I don’t mean to be campaigning for a Heart reunion… that’s not my intention. I am campaigning for every living human to put away the qualities that have always brought mankind down and find a way to help the whole.

I wish you and your family the best in the future and I’m looking forward to your upcoming autobiography.

RF: Thanks so much. You have no idea how much your involvement means to me. I treasure this intercourse with the people who are responsible for music’s popularity.

Q&A – Lessons or self taught?


I hope there is no limit to questions to be asked. I do want to give other people a chance to chime in. Before I ask my next question, I would like to say something. Any one who thinks you are a piece of crap should take a good look in the mirror. We ALL make mistakes in life.

Imagine if forgiveness reigned. The smiles, fun and endless possibilities all of us could have. Instead, some choose to be bitter, making them cold, ugly and only hurting themselves. That’s not anyone’s fault but their own.

The Petra video/song you have on your web site, I watched that. THAT’S Roger Fisher. The contributions you made to Heart making it one of the super groups of the seventies, THAT’S Roger Fisher. Your wife, kids and projects, THAT’S Roger Fisher. NOT past mistakes! Nuf said.

Now, to my question;

When you started learning to play guitar, did you take lessons or are you self taught?


Yep… self taught. Actually, I consider all the great guitarists I was listening to and spending countless hours copying, my teachers.

For the first two years of my playing, there were many days of practicing for eight hours… chromatic scales, and things which had little bearing on music… and I wasn’t using all my fingers – just thumb, one, two, and three. I suddenly came to the realization I’d been learning – etching into my muscle memory – wrong habits. When I began a wiser approach, it was like starting all over again and I agonized through the process until I had a foundation that made more sense. If I’d had a teacher, a lot of time would not have been wasted.

Now, I would advise a beginning guitarist to acquire a basic understanding of theory – how chords are structured; basic scales and how to use them; hearing and feeling the various emotive qualities of modes. Then I would choose one artist to focus on. Learn one song by that person. Copy it absolutely exactly, channeling the soul from which it came. When that one song is mastered, learn a few more, then choose a different artist.
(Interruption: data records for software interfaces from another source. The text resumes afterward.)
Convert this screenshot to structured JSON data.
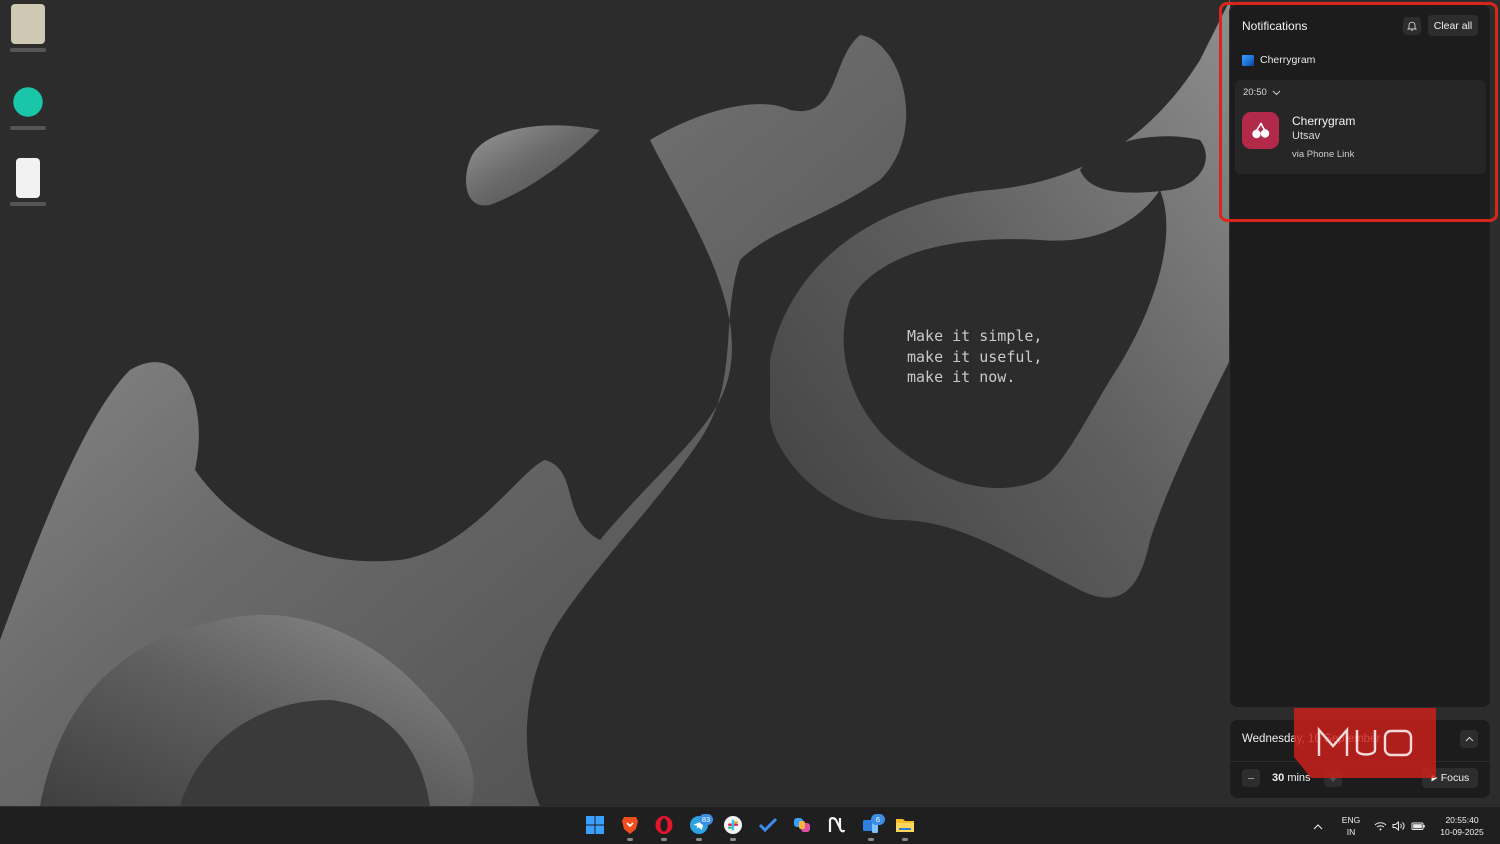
{
  "wallpaper": {
    "quote_lines": [
      "Make it simple,",
      "make it useful,",
      "make it now."
    ]
  },
  "notifications": {
    "title": "Notifications",
    "dnd_icon": "do-not-disturb-icon",
    "clear_all_label": "Clear all",
    "app_group": "Cherrygram",
    "item": {
      "time": "20:50",
      "app": "Cherrygram",
      "sender": "Utsav",
      "source": "via Phone Link"
    }
  },
  "calendar": {
    "date": "Wednesday, 10 September",
    "focus_value": "30",
    "focus_unit": "mins",
    "focus_label": "Focus"
  },
  "taskbar": {
    "apps": [
      {
        "name": "start",
        "icon": "windows-icon"
      },
      {
        "name": "brave",
        "icon": "brave-icon"
      },
      {
        "name": "opera",
        "icon": "opera-icon"
      },
      {
        "name": "telegram",
        "icon": "telegram-icon",
        "badge": "83"
      },
      {
        "name": "slack",
        "icon": "slack-icon"
      },
      {
        "name": "todo",
        "icon": "todo-icon"
      },
      {
        "name": "copilot",
        "icon": "copilot-icon"
      },
      {
        "name": "notion",
        "icon": "notion-icon"
      },
      {
        "name": "phone-link",
        "icon": "phone-link-icon",
        "badge": "6"
      },
      {
        "name": "file-explorer",
        "icon": "folder-icon"
      }
    ],
    "tray": {
      "lang_top": "ENG",
      "lang_bottom": "IN",
      "time": "20:55:40",
      "date": "10-09-2025"
    }
  },
  "watermark_text": "MUO",
  "colors": {
    "highlight": "#d9261c",
    "panel": "#1c1c1c",
    "cherry": "#b3294a",
    "accent": "#3a8ee6"
  }
}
The most important ingredient in this work may be honesty, because the aspiring student knows when they’ve got it right, but it’s a struggle that takes a lot of time and tenacity. The beauty of being young is you have a lot of time, generally, and mom and dad’s roof over your head. You probably don’t have a job yet and your dreams haven’t had time to erode or be squashed. Go for it with everything you’ve got and it probably won’t be enough.

There are certain ingredients that need to be discovered by living, looking and learning. An important one is inside you. Who are you? Why do you cry? Why do you matter in this world? If you reached success, would it be all about you, or would you retain humility and think of how you can give back? Your greatest strength may be your very soul. Are you aware of the deepest you? Some of these people you’re listening to know their soul. That’s why their playing thrills you.